EXERCISE DIRECTIONS – Return all the lines below exactly. Any picture among them is omitted.

RECORDS PROVIDED –
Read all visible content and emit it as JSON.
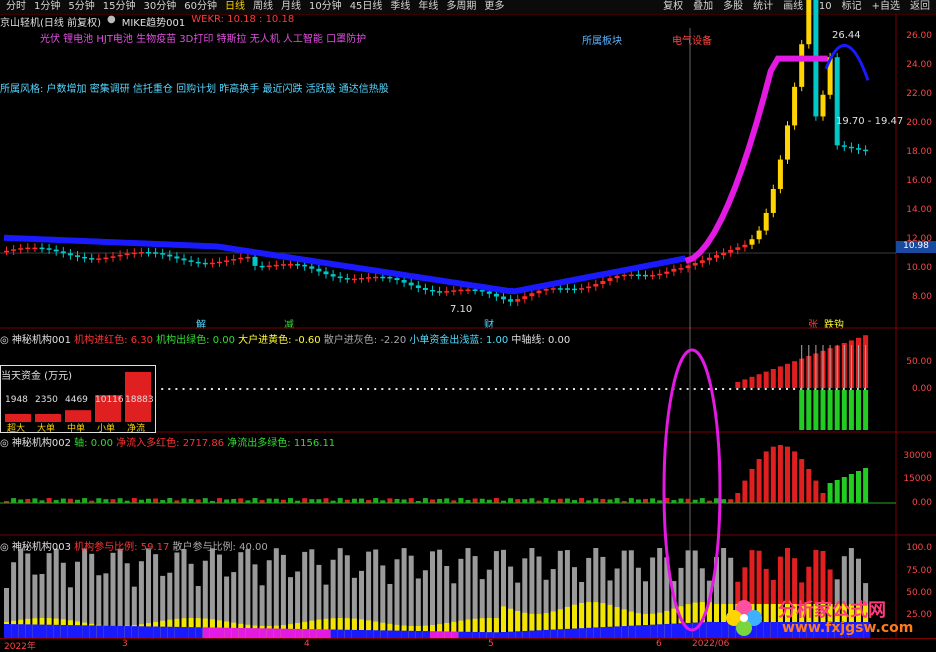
{
  "toolbar": {
    "periods": [
      "分时",
      "1分钟",
      "5分钟",
      "15分钟",
      "30分钟",
      "60分钟",
      "日线",
      "周线",
      "月线",
      "10分钟",
      "45日线",
      "季线",
      "年线",
      "多周期",
      "更多"
    ],
    "active_period": "日线",
    "right_buttons": [
      "复权",
      "叠加",
      "多股",
      "统计",
      "画线",
      "F10",
      "标记",
      "+自选",
      "返回"
    ]
  },
  "header": {
    "stock": "京山轻机(日线 前复权)",
    "indicator": "MIKE趋势001",
    "wekr": "WEKR: 10.18 : 10.18"
  },
  "concepts": "光伏 锂电池 HJT电池 生物疫苗 3D打印 特斯拉 无人机 人工智能 口罩防护",
  "style_line": "所属风格: 户数增加 密集调研 信托重仓 回购计划 昨高换手 最近闪跌 活跃股 通达信热股",
  "tags": {
    "sector": "所属板块",
    "electric": "电气设备",
    "jie": "解",
    "jian": "减",
    "cai": "财",
    "zhang": "张",
    "dagou": "跌钩"
  },
  "main_axis": [
    "26.00",
    "24.00",
    "22.00",
    "20.00",
    "18.00",
    "16.00",
    "14.00",
    "12.00",
    "10.00",
    "8.00"
  ],
  "price_markers": {
    "high": "26.44",
    "low": "7.10",
    "current": "10.98",
    "range": "19.70 - 19.47"
  },
  "panel1": {
    "title": "神秘机构001",
    "items": [
      {
        "label": "机构进红色:",
        "value": "6.30",
        "color": "#ff3333"
      },
      {
        "label": "机构出绿色:",
        "value": "0.00",
        "color": "#33dd33"
      },
      {
        "label": "大户进黄色:",
        "value": "-0.60",
        "color": "#ffff33"
      },
      {
        "label": "散户进灰色:",
        "value": "-2.20",
        "color": "#aaaaaa"
      },
      {
        "label": "小单资金出浅蓝:",
        "value": "1.00",
        "color": "#55ddff"
      },
      {
        "label": "中轴线:",
        "value": "0.00",
        "color": "#e0e0e0"
      }
    ],
    "axis": [
      "50.00",
      "0.00"
    ]
  },
  "cash_box": {
    "title": "当天资金 (万元)",
    "values": [
      "1948",
      "2350",
      "4469",
      "10116",
      "18883"
    ],
    "labels": [
      "超大",
      "大单",
      "中单",
      "小单",
      "净流"
    ]
  },
  "panel2": {
    "title": "神秘机构002",
    "items": [
      {
        "label": "轴:",
        "value": "0.00",
        "color": "#33dd33"
      },
      {
        "label": "净流入多红色:",
        "value": "2717.86",
        "color": "#ff3333"
      },
      {
        "label": "净流出多绿色:",
        "value": "1156.11",
        "color": "#33dd33"
      }
    ],
    "axis": [
      "30000",
      "15000",
      "0.00"
    ]
  },
  "panel3": {
    "title": "神秘机构003",
    "items": [
      {
        "label": "机构参与比例:",
        "value": "59.17",
        "color": "#ff3333"
      },
      {
        "label": "散户参与比例:",
        "value": "40.00",
        "color": "#aaaaaa"
      }
    ],
    "axis": [
      "100.0",
      "75.00",
      "50.00",
      "25.00"
    ]
  },
  "footer": {
    "labels": [
      "2022年",
      "3",
      "4",
      "5",
      "6",
      "2022/06"
    ]
  },
  "watermark": {
    "cn": "分析家公式网",
    "url": "www.fxjgsw.com"
  },
  "colors": {
    "up": "#ff2a2a",
    "down": "#00c8c8",
    "mike": "#1a1aff",
    "trend": "#e21ae2",
    "ellipse": "#e21ae2"
  }
}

YOUR RESPONSE –
Read all visible content and emit it as JSON.
{
  "toolbar": {
    "periods": [
      "分时",
      "1分钟",
      "5分钟",
      "15分钟",
      "30分钟",
      "60分钟",
      "日线",
      "周线",
      "月线",
      "10分钟",
      "45日线",
      "季线",
      "年线",
      "多周期",
      "更多"
    ],
    "active_period": "日线",
    "right_buttons": [
      "复权",
      "叠加",
      "多股",
      "统计",
      "画线",
      "F10",
      "标记",
      "+自选",
      "返回"
    ]
  },
  "header": {
    "stock": "京山轻机(日线 前复权)",
    "indicator": "MIKE趋势001",
    "wekr": "WEKR: 10.18 : 10.18"
  },
  "concepts": "光伏 锂电池 HJT电池 生物疫苗 3D打印 特斯拉 无人机 人工智能 口罩防护",
  "style_line": "所属风格: 户数增加 密集调研 信托重仓 回购计划 昨高换手 最近闪跌 活跃股 通达信热股",
  "tags": {
    "sector": "所属板块",
    "electric": "电气设备",
    "jie": "解",
    "jian": "减",
    "cai": "财",
    "zhang": "张",
    "dagou": "跌钩"
  },
  "main_axis": [
    "26.00",
    "24.00",
    "22.00",
    "20.00",
    "18.00",
    "16.00",
    "14.00",
    "12.00",
    "10.00",
    "8.00"
  ],
  "price_markers": {
    "high": "26.44",
    "low": "7.10",
    "current": "10.98",
    "range": "19.70 - 19.47"
  },
  "panel1": {
    "title": "神秘机构001",
    "items": [
      {
        "label": "机构进红色:",
        "value": "6.30",
        "color": "#ff3333"
      },
      {
        "label": "机构出绿色:",
        "value": "0.00",
        "color": "#33dd33"
      },
      {
        "label": "大户进黄色:",
        "value": "-0.60",
        "color": "#ffff33"
      },
      {
        "label": "散户进灰色:",
        "value": "-2.20",
        "color": "#aaaaaa"
      },
      {
        "label": "小单资金出浅蓝:",
        "value": "1.00",
        "color": "#55ddff"
      },
      {
        "label": "中轴线:",
        "value": "0.00",
        "color": "#e0e0e0"
      }
    ],
    "axis": [
      "50.00",
      "0.00"
    ]
  },
  "cash_box": {
    "title": "当天资金 (万元)",
    "values": [
      "1948",
      "2350",
      "4469",
      "10116",
      "18883"
    ],
    "labels": [
      "超大",
      "大单",
      "中单",
      "小单",
      "净流"
    ]
  },
  "panel2": {
    "title": "神秘机构002",
    "items": [
      {
        "label": "轴:",
        "value": "0.00",
        "color": "#33dd33"
      },
      {
        "label": "净流入多红色:",
        "value": "2717.86",
        "color": "#ff3333"
      },
      {
        "label": "净流出多绿色:",
        "value": "1156.11",
        "color": "#33dd33"
      }
    ],
    "axis": [
      "30000",
      "15000",
      "0.00"
    ]
  },
  "panel3": {
    "title": "神秘机构003",
    "items": [
      {
        "label": "机构参与比例:",
        "value": "59.17",
        "color": "#ff3333"
      },
      {
        "label": "散户参与比例:",
        "value": "40.00",
        "color": "#aaaaaa"
      }
    ],
    "axis": [
      "100.0",
      "75.00",
      "50.00",
      "25.00"
    ]
  },
  "footer": {
    "labels": [
      "2022年",
      "3",
      "4",
      "5",
      "6",
      "2022/06"
    ]
  },
  "watermark": {
    "cn": "分析家公式网",
    "url": "www.fxjgsw.com"
  },
  "colors": {
    "up": "#ff2a2a",
    "down": "#00c8c8",
    "mike": "#1a1aff",
    "trend": "#e21ae2",
    "ellipse": "#e21ae2"
  }
}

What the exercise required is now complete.